*** Opening of RECORD EXTRACTS ***

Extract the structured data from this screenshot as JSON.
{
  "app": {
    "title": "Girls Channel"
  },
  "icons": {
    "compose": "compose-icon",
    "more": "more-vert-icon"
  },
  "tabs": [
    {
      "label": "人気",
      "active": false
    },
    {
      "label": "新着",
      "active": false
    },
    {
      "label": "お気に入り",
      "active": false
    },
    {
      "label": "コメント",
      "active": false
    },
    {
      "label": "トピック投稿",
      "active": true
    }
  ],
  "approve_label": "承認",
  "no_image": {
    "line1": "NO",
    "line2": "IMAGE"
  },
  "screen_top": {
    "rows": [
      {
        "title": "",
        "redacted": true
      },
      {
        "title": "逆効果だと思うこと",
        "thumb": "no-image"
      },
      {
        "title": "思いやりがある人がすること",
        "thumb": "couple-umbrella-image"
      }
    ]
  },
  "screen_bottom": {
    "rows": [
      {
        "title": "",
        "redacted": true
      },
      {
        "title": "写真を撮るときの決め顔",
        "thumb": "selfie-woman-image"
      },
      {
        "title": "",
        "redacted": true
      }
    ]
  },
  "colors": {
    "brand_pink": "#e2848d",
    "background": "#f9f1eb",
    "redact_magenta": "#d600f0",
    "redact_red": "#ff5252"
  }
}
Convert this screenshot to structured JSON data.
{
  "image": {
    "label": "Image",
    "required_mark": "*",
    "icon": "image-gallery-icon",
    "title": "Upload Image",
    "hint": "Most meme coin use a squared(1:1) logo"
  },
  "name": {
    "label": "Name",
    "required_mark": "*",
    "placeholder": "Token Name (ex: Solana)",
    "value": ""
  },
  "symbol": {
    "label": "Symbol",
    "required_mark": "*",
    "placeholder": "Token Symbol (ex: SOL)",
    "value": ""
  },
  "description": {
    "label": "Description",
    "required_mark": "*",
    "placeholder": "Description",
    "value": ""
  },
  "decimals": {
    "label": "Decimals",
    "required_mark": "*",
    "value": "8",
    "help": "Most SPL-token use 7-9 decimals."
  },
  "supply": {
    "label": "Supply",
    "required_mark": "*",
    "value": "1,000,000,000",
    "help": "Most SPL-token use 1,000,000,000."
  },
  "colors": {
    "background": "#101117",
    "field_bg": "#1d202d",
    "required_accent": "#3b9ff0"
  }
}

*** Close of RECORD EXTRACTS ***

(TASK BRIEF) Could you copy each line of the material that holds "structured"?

(FINISHED EXERCISE)
Extract the structured data from this screenshot as JSON.
Convert this screenshot to structured JSON data.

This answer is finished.